The Cas9/gRNA complex binds to the genomic DNA in the cell, unzipping it and checking the sequence against the gRNA sequence like a locksmith trying out keys in a lock
If the DNA matches the gRNA, and the next three bases are 'NGG', the Cas9 enzyme cuts the DNA, causing a double-stranded break.
The cell's repair machinery then tries to fix the break, resulting in small mutations to cause a frame-shift and stop the gene from working, or allowing a template with altered DNA to be incorporated.
Multiple genes can be knocked out at once by simply injecting more than one guideRNA at once.
Where ZFNs and TALENs require careful construction of the modular proteins, all the CRISPR/Cas9 system needs is an easy-to-make guide RNA of 20bp unique sequence.
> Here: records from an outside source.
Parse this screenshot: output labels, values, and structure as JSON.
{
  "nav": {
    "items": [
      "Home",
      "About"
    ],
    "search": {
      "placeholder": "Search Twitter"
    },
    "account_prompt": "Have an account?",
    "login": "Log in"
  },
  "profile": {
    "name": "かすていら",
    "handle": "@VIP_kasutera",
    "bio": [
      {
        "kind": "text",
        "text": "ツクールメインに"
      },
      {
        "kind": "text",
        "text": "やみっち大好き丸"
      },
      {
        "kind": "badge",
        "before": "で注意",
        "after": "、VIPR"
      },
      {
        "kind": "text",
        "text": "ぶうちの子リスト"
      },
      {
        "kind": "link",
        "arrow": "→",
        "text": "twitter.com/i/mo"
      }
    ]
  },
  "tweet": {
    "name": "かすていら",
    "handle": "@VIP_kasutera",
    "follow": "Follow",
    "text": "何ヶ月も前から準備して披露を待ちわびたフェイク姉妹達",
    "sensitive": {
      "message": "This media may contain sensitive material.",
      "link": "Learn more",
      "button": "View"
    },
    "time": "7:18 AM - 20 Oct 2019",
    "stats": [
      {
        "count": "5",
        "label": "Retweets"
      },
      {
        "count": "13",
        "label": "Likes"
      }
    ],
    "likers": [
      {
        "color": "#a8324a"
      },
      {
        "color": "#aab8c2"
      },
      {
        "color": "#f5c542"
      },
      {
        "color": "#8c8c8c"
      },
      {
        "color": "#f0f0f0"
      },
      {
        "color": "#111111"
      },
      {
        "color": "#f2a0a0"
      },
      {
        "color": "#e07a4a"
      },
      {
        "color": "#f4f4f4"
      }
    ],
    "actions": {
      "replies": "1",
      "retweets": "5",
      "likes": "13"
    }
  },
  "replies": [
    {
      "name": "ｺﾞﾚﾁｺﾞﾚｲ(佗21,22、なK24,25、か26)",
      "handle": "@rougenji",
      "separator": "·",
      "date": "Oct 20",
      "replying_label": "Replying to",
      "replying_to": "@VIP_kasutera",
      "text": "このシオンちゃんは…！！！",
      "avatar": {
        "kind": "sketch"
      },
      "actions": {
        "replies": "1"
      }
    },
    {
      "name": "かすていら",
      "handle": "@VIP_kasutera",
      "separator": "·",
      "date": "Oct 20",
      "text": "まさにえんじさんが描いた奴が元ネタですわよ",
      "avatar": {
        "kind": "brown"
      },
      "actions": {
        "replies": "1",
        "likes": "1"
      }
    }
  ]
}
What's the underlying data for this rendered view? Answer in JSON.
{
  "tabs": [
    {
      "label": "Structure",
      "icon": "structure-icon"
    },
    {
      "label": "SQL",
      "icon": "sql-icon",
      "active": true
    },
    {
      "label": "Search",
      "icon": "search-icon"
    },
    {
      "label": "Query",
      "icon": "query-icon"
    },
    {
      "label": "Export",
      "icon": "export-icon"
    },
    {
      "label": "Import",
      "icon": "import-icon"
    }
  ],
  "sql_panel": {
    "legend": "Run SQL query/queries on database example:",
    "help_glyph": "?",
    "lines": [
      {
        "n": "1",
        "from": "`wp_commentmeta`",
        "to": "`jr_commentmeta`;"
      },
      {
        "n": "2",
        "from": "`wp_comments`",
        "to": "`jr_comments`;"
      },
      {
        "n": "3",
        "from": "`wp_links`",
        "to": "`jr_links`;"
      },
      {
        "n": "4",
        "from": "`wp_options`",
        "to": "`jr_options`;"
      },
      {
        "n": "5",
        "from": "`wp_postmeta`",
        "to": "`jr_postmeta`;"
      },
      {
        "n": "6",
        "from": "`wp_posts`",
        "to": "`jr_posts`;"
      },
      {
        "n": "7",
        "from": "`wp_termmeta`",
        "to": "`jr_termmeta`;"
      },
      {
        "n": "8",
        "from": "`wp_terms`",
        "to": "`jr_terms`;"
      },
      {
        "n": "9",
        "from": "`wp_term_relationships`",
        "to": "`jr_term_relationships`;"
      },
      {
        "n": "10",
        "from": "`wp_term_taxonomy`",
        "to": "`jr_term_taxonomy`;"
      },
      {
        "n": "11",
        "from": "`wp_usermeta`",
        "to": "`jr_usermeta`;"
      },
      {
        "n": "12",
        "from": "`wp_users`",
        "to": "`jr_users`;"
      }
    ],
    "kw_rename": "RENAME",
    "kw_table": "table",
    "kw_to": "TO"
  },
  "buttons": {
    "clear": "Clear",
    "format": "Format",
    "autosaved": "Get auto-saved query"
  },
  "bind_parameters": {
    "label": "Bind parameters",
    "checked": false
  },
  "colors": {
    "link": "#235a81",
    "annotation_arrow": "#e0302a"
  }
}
Instead of taking months and costing hundreds or thousands of dollars, a CRISPR experiment takes weeks and costs very little.
This allows the technology to be used a very high-throughput manner, allowing experiments in cells and model organisms at a scale not previously possible.
There is currently a big patent battle over who owns CRISPR editing technology between the Feng Zhang lab in the Broad Institute, and Jennifer Doudna / Emmanuelle Charpentier at UC Berkeley / Umeå University. Hundreds of millions of dollars are at stake!
All parties agree, however, that the use of CRISPR in basic research should not be impeded.
CRISPR - a timeline of discovery
Scientific breakthroughs do not happen in isolation - they all build on existing research. The story of CRISPR goes back to 1987, but it wasn't until 2012 that the system was demonstrated to work in gene editing.
In 2013, CRISPR/Cas9 was shown to work in human and mouse cells, which triggered an explosion in research using the technology. In just three years, it has become the 'go-to' technology for genome engineering for many animals and plants.
To use an analogy, it has allowed scientists to jump from the horse and straight into a Ferrari!
A new interference Cas protein, called Cpf1, was recently reported to work in mammalian cells and directly in mouse embryos. It cuts the DNA leaving a jagged edge, rather than the straight cut of Cas9, which may increase it's efficiency of homology-directed repair.
It's not just a pair of scissors! Other applications for CRISPR/Cas9
An example of gene editing - unlocking and treating Duchenne muscular dystrophy